    many2 Active Member

    Shall we fear the arrival of the visual patent troll horde ? I really hope not but I must admit it's not that unlikely to happen. One or two occurrences hardly make a trend, but still there are some disturbing examples in other industries, that's for sure.
  12. deepvisual

    deepvisual visually challenged

    I'm not so sure about the one or two...
    look at mapping.
    its global and its all the same 4 or 5 ideas copied ad infinitum.
  13. deepvisual

    deepvisual visually challenged

    I just want to pick up on this as I hear it a lot and have never yet understood what it means.

    I;ve done some dreadful gigs in my time. you are bound to cock up once in a while. but the week after its like it never happened?? So I;d say the opposite is true.
    you might not work for one particular client again, but it takes a helluva a lot to be ostracised in an industry that for example, considers drug addiction the norm.

    but you know, thinking on, maybe I am just old fashioned. When I was a kid, things like this were important. Who was the first man on the moon, who invented the telephone. I guess these things like a lot of others, are just irrelevant now.
    Last edited: Feb 26, 2012
  14. sleepytom

    sleepytom VJF Admin

    Maybe that is it, the list of actual firsts is less relevant today. We no longer have impressive feats of exploration to inspire the desire to be first at something. First Man on the Moon is impressive (and there was a genuine race to get to be first). First person to climb Everest is also impressive, but now 2000 people a year make it to the summit, and it has become yet another tourist destination.

    The firsts have become increasingly narrow "first under 14 year old to ski semi-assisted to the south pole" isn't really in the same class as the oldschool exploration feats.

    Projecting things really big is kind of the same - the biggest projections are easy to do, you simply throw money at it and wire up the pre-existing technology to make it happen. Nobody is really being genuinely innovative with projection technology and the claims of being "first" become increasingly ridiculous attempts at marketing (first 4D projection for example - 4D is just a made up term so being the "first" to do it isn't that impressive really!)

    Creative ideas have always been kind of different to other "firsts" creativity is a process of observation and inspiration followed by putting something into action. Being the first to think of an idea doesn't mean you'll be the first to actually do it. Being first to do something means little if nobody sees, and being first to be widely recognised for something is more about marketing than it is about actual creativity.

    On the "only as good as you last gig" thing yeah i dunno what it means either! I just wrote it as it's an industry catch phrase.. We've all done shockers in the past, I guess the real skill is learning from your mistakes and insuring the same problems don't come up again.
  15. john01

    john01 5 quids worth of italics

    people want familiarity as well as originality

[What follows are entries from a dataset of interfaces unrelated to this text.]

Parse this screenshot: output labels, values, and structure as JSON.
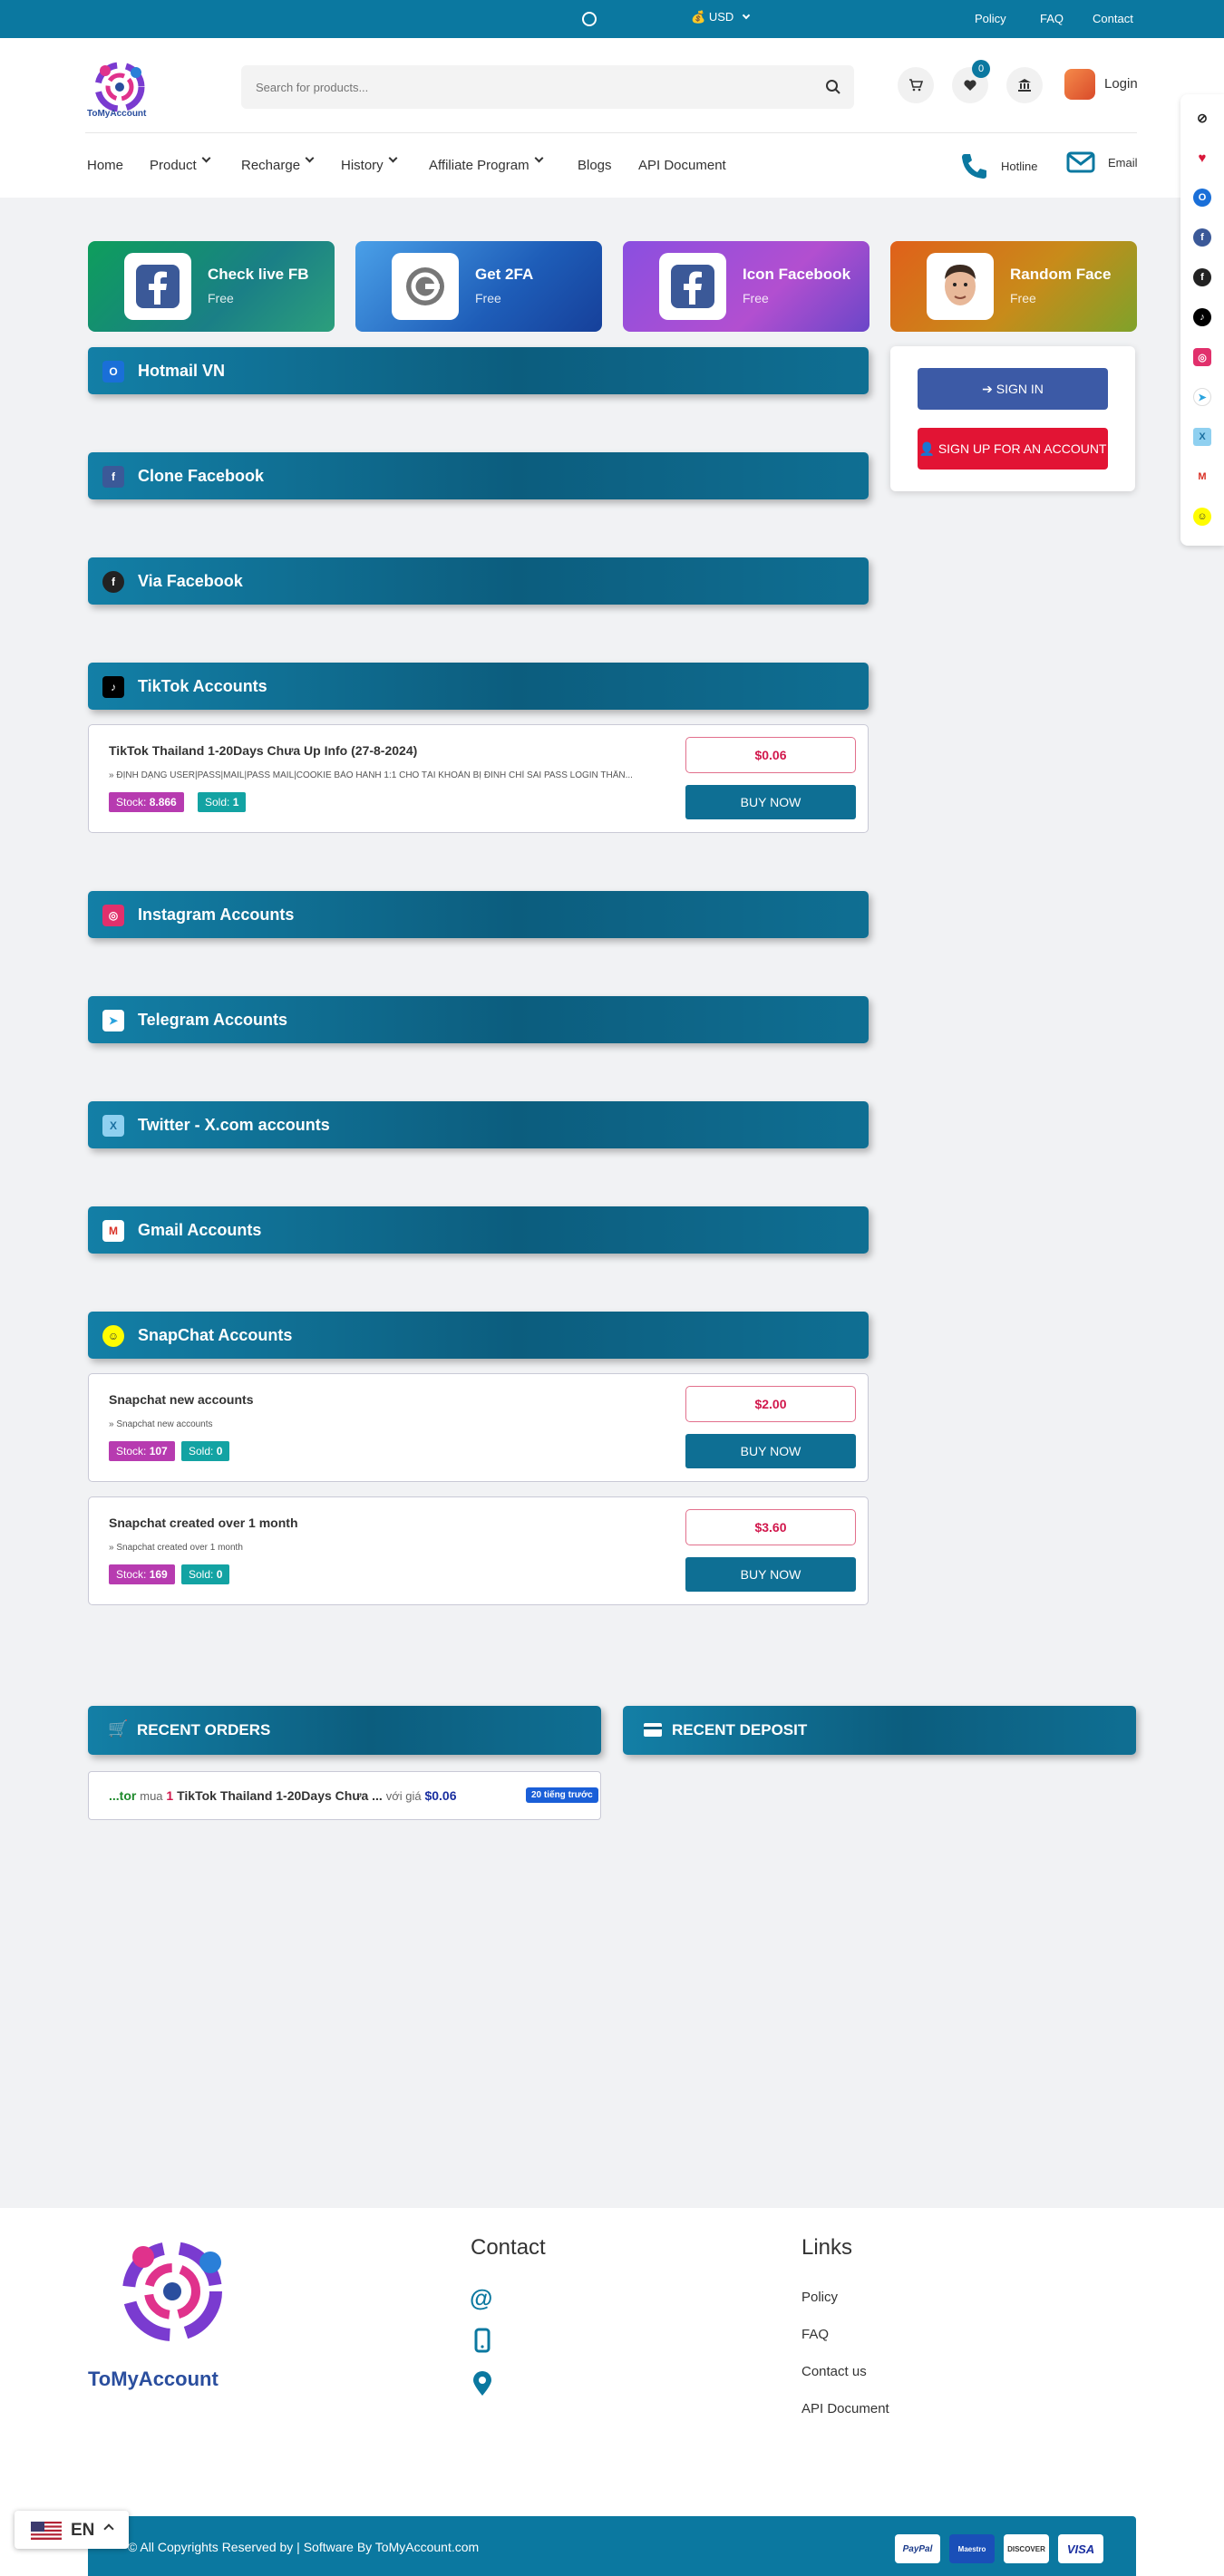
{
  "topbar": {
    "currency": "USD",
    "links": [
      "Policy",
      "FAQ",
      "Contact"
    ]
  },
  "brand": {
    "name": "ToMyAccount"
  },
  "search": {
    "placeholder": "Search for products..."
  },
  "header": {
    "wishlist_count": "0",
    "login_label": "Login"
  },
  "nav": {
    "items": [
      "Home",
      "Product",
      "Recharge",
      "History",
      "Affiliate Program",
      "Blogs",
      "API Document"
    ],
    "hotline": "Hotline",
    "email": "Email"
  },
  "tools": [
    {
      "title": "Check live FB",
      "sub": "Free",
      "icon": "facebook-icon",
      "color": "#14a77a"
    },
    {
      "title": "Get 2FA",
      "sub": "Free",
      "icon": "2fa-icon",
      "color": "#2f80d8"
    },
    {
      "title": "Icon Facebook",
      "sub": "Free",
      "icon": "facebook-icon",
      "color": "#a646d8"
    },
    {
      "title": "Random Face",
      "sub": "Free",
      "icon": "face-icon",
      "color": "#e26a1e"
    }
  ],
  "auth": {
    "sign_in": "SIGN IN",
    "sign_up": "SIGN UP FOR AN ACCOUNT"
  },
  "categories": [
    {
      "title": "Hotmail VN",
      "icon": "outlook-icon"
    },
    {
      "title": "Clone Facebook",
      "icon": "facebook-icon"
    },
    {
      "title": "Via Facebook",
      "icon": "facebook-icon"
    },
    {
      "title": "TikTok Accounts",
      "icon": "tiktok-icon"
    },
    {
      "title": "Instagram Accounts",
      "icon": "instagram-icon"
    },
    {
      "title": "Telegram Accounts",
      "icon": "telegram-icon"
    },
    {
      "title": "Twitter - X.com accounts",
      "icon": "twitter-icon"
    },
    {
      "title": "Gmail Accounts",
      "icon": "gmail-icon"
    },
    {
      "title": "SnapChat Accounts",
      "icon": "snapchat-icon"
    }
  ],
  "products": [
    {
      "name": "TikTok Thailand 1-20Days Chưa Up Info (27-8-2024)",
      "desc": "ĐỊNH DẠNG USER|PASS|MAIL|PASS MAIL|COOKIE BẢO HÀNH 1:1 CHO TÀI KHOẢN BỊ ĐÌNH CHỈ SAI PASS LOGIN THẤN...",
      "stock_label": "Stock:",
      "stock": "8.866",
      "sold_label": "Sold:",
      "sold": "1",
      "price": "$0.06",
      "buy": "BUY NOW"
    },
    {
      "name": "Snapchat new accounts",
      "desc": "Snapchat new accounts",
      "stock_label": "Stock:",
      "stock": "107",
      "sold_label": "Sold:",
      "sold": "0",
      "price": "$2.00",
      "buy": "BUY NOW"
    },
    {
      "name": "Snapchat created over 1 month",
      "desc": "Snapchat created over 1 month",
      "stock_label": "Stock:",
      "stock": "169",
      "sold_label": "Sold:",
      "sold": "0",
      "price": "$3.60",
      "buy": "BUY NOW"
    }
  ],
  "recent": {
    "orders_title": "RECENT ORDERS",
    "deposit_title": "RECENT DEPOSIT",
    "order": {
      "user": "...tor",
      "verb": "mua",
      "qty": "1",
      "product": "TikTok Thailand 1-20Days Chưa ...",
      "with_price": "với giá",
      "price": "$0.06",
      "time": "20 tiếng trước"
    }
  },
  "footer": {
    "contact_title": "Contact",
    "links_title": "Links",
    "links": [
      "Policy",
      "FAQ",
      "Contact us",
      "API Document"
    ],
    "copyright": "© All Copyrights Reserved by  | Software By ToMyAccount.com",
    "payments": [
      "PayPal",
      "Maestro",
      "DISCOVER",
      "VISA"
    ]
  },
  "language": {
    "code": "EN"
  }
}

    you'll listen to a favourite tune again and again because the predictability comforts you, but you will also listen to new music music because the unpredictability within a predictable framework excites you

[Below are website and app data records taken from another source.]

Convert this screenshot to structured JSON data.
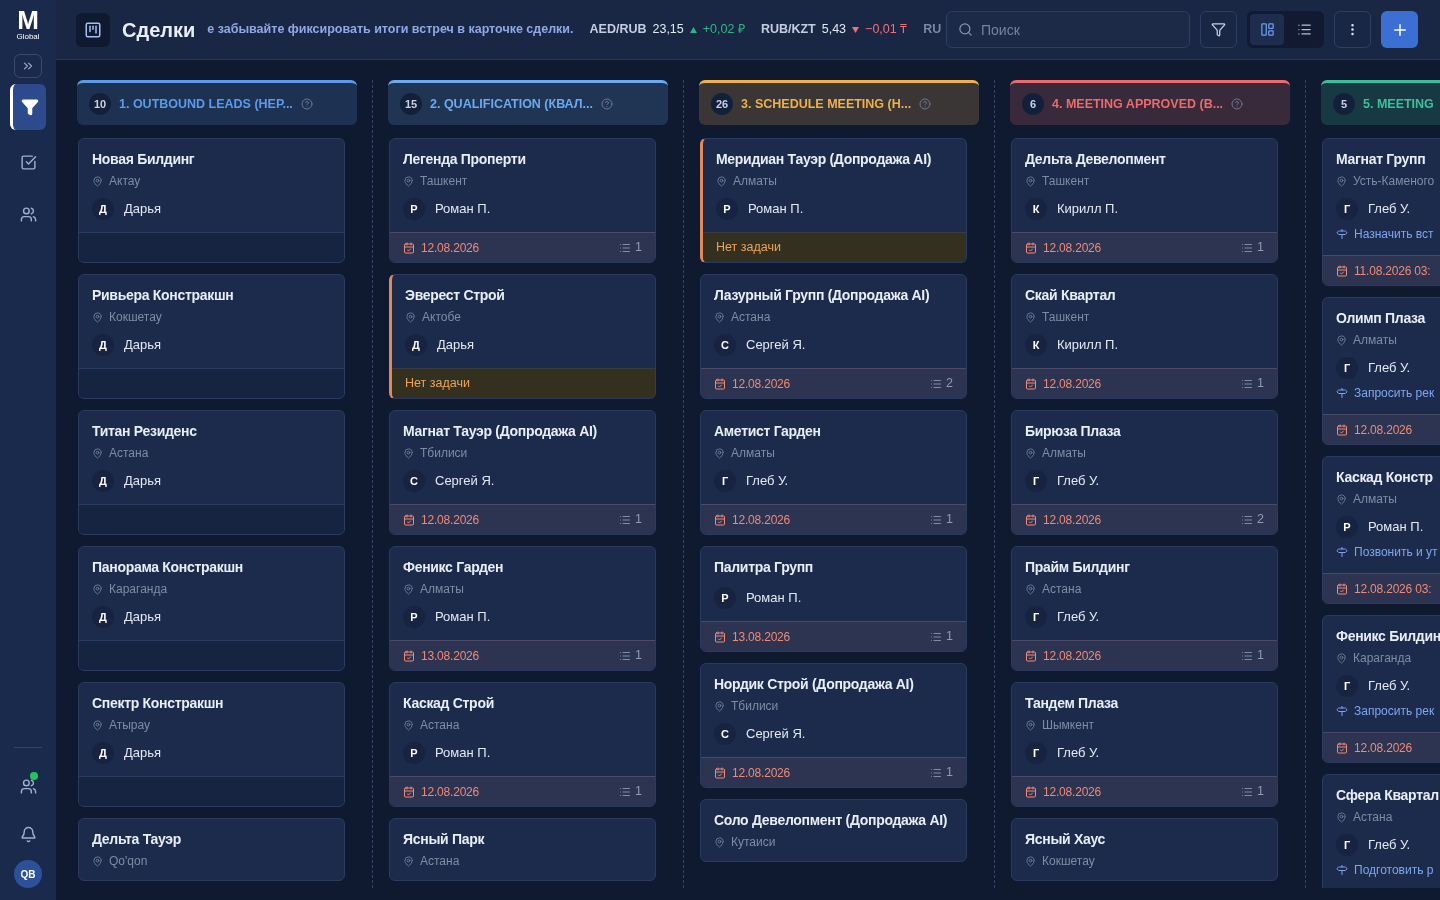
{
  "sidebar": {
    "logo": {
      "mark": "M",
      "sub": "Global"
    },
    "nav": [
      {
        "kind": "deals",
        "selected": true
      },
      {
        "kind": "tasks",
        "selected": false
      },
      {
        "kind": "contacts",
        "selected": false
      }
    ],
    "team": {
      "online": true
    },
    "avatar": "QB"
  },
  "header": {
    "title": "Сделки",
    "notice": "е забывайте фиксировать итоги встреч в карточке сделки.",
    "rates": [
      {
        "pair": "AED/RUB",
        "value": "23,15",
        "up": true,
        "change": "+0,02 ₽"
      },
      {
        "pair": "RUB/KZT",
        "value": "5,43",
        "up": false,
        "change": "−0,01 ₸"
      }
    ],
    "rates_cut": "RU",
    "search": {
      "placeholder": "Поиск"
    },
    "view_modes": [
      {
        "kind": "board",
        "selected": true
      },
      {
        "kind": "list",
        "selected": false
      }
    ]
  },
  "columns": [
    {
      "count": "10",
      "title": "1. OUTBOUND LEADS (НЕР...",
      "color": "#5b9bea",
      "help": true,
      "cards": [
        {
          "title": "Новая Билдинг",
          "city": "Актау",
          "initial": "Д",
          "assignee": "Дарья",
          "footer": {
            "kind": "empty"
          }
        },
        {
          "title": "Ривьера Констракшн",
          "city": "Кокшетау",
          "initial": "Д",
          "assignee": "Дарья",
          "footer": {
            "kind": "empty"
          }
        },
        {
          "title": "Титан Резиденс",
          "city": "Астана",
          "initial": "Д",
          "assignee": "Дарья",
          "footer": {
            "kind": "empty"
          }
        },
        {
          "title": "Панорама Констракшн",
          "city": "Караганда",
          "initial": "Д",
          "assignee": "Дарья",
          "footer": {
            "kind": "empty"
          }
        },
        {
          "title": "Спектр Констракшн",
          "city": "Атырау",
          "initial": "Д",
          "assignee": "Дарья",
          "footer": {
            "kind": "empty"
          }
        },
        {
          "title": "Дельта Тауэр",
          "city": "Qo'qon"
        }
      ]
    },
    {
      "count": "15",
      "title": "2. QUALIFICATION (КВАЛ...",
      "color": "#6aaaf0",
      "help": true,
      "cards": [
        {
          "title": "Легенда Проперти",
          "city": "Ташкент",
          "initial": "Р",
          "assignee": "Роман П.",
          "footer": {
            "kind": "task",
            "date": "12.08.2026",
            "tasks": "1"
          }
        },
        {
          "title": "Эверест Строй",
          "city": "Актобе",
          "initial": "Д",
          "assignee": "Дарья",
          "footer": {
            "kind": "no_task",
            "text": "Нет задачи"
          }
        },
        {
          "title": "Магнат Тауэр (Допродажа AI)",
          "city": "Тбилиси",
          "initial": "С",
          "assignee": "Сергей Я.",
          "footer": {
            "kind": "task",
            "date": "12.08.2026",
            "tasks": "1"
          }
        },
        {
          "title": "Феникс Гарден",
          "city": "Алматы",
          "initial": "Р",
          "assignee": "Роман П.",
          "footer": {
            "kind": "task",
            "date": "13.08.2026",
            "tasks": "1"
          }
        },
        {
          "title": "Каскад Строй",
          "city": "Астана",
          "initial": "Р",
          "assignee": "Роман П.",
          "footer": {
            "kind": "task",
            "date": "12.08.2026",
            "tasks": "1"
          }
        },
        {
          "title": "Ясный Парк",
          "city": "Астана"
        }
      ]
    },
    {
      "count": "26",
      "title": "3. SCHEDULE MEETING (Н...",
      "color": "#f0b04a",
      "help": true,
      "cards": [
        {
          "title": "Меридиан Тауэр (Допродажа AI)",
          "city": "Алматы",
          "initial": "Р",
          "assignee": "Роман П.",
          "footer": {
            "kind": "no_task",
            "text": "Нет задачи"
          }
        },
        {
          "title": "Лазурный Групп (Допродажа AI)",
          "city": "Астана",
          "initial": "С",
          "assignee": "Сергей Я.",
          "footer": {
            "kind": "task",
            "date": "12.08.2026",
            "tasks": "2"
          }
        },
        {
          "title": "Аметист Гарден",
          "city": "Алматы",
          "initial": "Г",
          "assignee": "Глеб У.",
          "footer": {
            "kind": "task",
            "date": "12.08.2026",
            "tasks": "1"
          }
        },
        {
          "title": "Палитра Групп",
          "initial": "Р",
          "assignee": "Роман П.",
          "footer": {
            "kind": "task",
            "date": "13.08.2026",
            "tasks": "1"
          }
        },
        {
          "title": "Нордик Строй (Допродажа AI)",
          "city": "Тбилиси",
          "initial": "С",
          "assignee": "Сергей Я.",
          "footer": {
            "kind": "task",
            "date": "12.08.2026",
            "tasks": "1"
          }
        },
        {
          "title": "Соло Девелопмент (Допродажа AI)",
          "city": "Кутаиси"
        }
      ]
    },
    {
      "count": "6",
      "title": "4. MEETING APPROVED (В...",
      "color": "#ec6b6b",
      "help": true,
      "cards": [
        {
          "title": "Дельта Девелопмент",
          "city": "Ташкент",
          "initial": "К",
          "assignee": "Кирилл П.",
          "footer": {
            "kind": "task",
            "date": "12.08.2026",
            "tasks": "1"
          }
        },
        {
          "title": "Скай Квартал",
          "city": "Ташкент",
          "initial": "К",
          "assignee": "Кирилл П.",
          "footer": {
            "kind": "task",
            "date": "12.08.2026",
            "tasks": "1"
          }
        },
        {
          "title": "Бирюза Плаза",
          "city": "Алматы",
          "initial": "Г",
          "assignee": "Глеб У.",
          "footer": {
            "kind": "task",
            "date": "12.08.2026",
            "tasks": "2"
          }
        },
        {
          "title": "Прайм Билдинг",
          "city": "Астана",
          "initial": "Г",
          "assignee": "Глеб У.",
          "footer": {
            "kind": "task",
            "date": "12.08.2026",
            "tasks": "1"
          }
        },
        {
          "title": "Тандем Плаза",
          "city": "Шымкент",
          "initial": "Г",
          "assignee": "Глеб У.",
          "footer": {
            "kind": "task",
            "date": "12.08.2026",
            "tasks": "1"
          }
        },
        {
          "title": "Ясный Хаус",
          "city": "Кокшетау"
        }
      ]
    },
    {
      "count": "5",
      "title": "5. MEETING",
      "color": "#3cc09a",
      "cards": [
        {
          "title": "Магнат Групп",
          "city": "Усть-Каменого",
          "initial": "Г",
          "assignee": "Глеб У.",
          "action": "Назначить вст",
          "footer": {
            "kind": "task",
            "date": "11.08.2026 03:"
          }
        },
        {
          "title": "Олимп Плаза",
          "city": "Алматы",
          "initial": "Г",
          "assignee": "Глеб У.",
          "action": "Запросить рек",
          "footer": {
            "kind": "task",
            "date": "12.08.2026"
          }
        },
        {
          "title": "Каскад Констр",
          "city": "Алматы",
          "initial": "Р",
          "assignee": "Роман П.",
          "action": "Позвонить и ут",
          "footer": {
            "kind": "task",
            "date": "12.08.2026 03:"
          }
        },
        {
          "title": "Феникс Билдин",
          "city": "Караганда",
          "initial": "Г",
          "assignee": "Глеб У.",
          "action": "Запросить рек",
          "footer": {
            "kind": "task",
            "date": "12.08.2026"
          }
        },
        {
          "title": "Сфера Квартал",
          "city": "Астана",
          "initial": "Г",
          "assignee": "Глеб У.",
          "action": "Подготовить р"
        }
      ]
    }
  ]
}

    I cringe at the unoriginality of youth though
  16. Pesh

    Pesh Pixel Tosser

    to be fair, i'd consider both of the tiger videos to be ripoff of the 360 moving projection mapping installation they had in the Puma shop in Carnaby Street almost 10 years ago.

    it was basically a Puma walking along, climbing up and jumping between the shelves in the shop via a single projector on a moving head yoke.

    this clip in no way does the installation justice, and the technology available at the time was far from perfect considering what we have now, but the effort and originality of it stopped me and had me staring at it for a good while...

    ]Puma Store Projection - YouTube[/ame]

    a lot more effort must have gone into it than projecting a 2 second loop of a tiger running out of the side of a Transit

    and a lot more interesting than the blocks coming out of the wall approach to projection mapping.
    Last edited by a moderator: Aug 15, 2013

Share This Page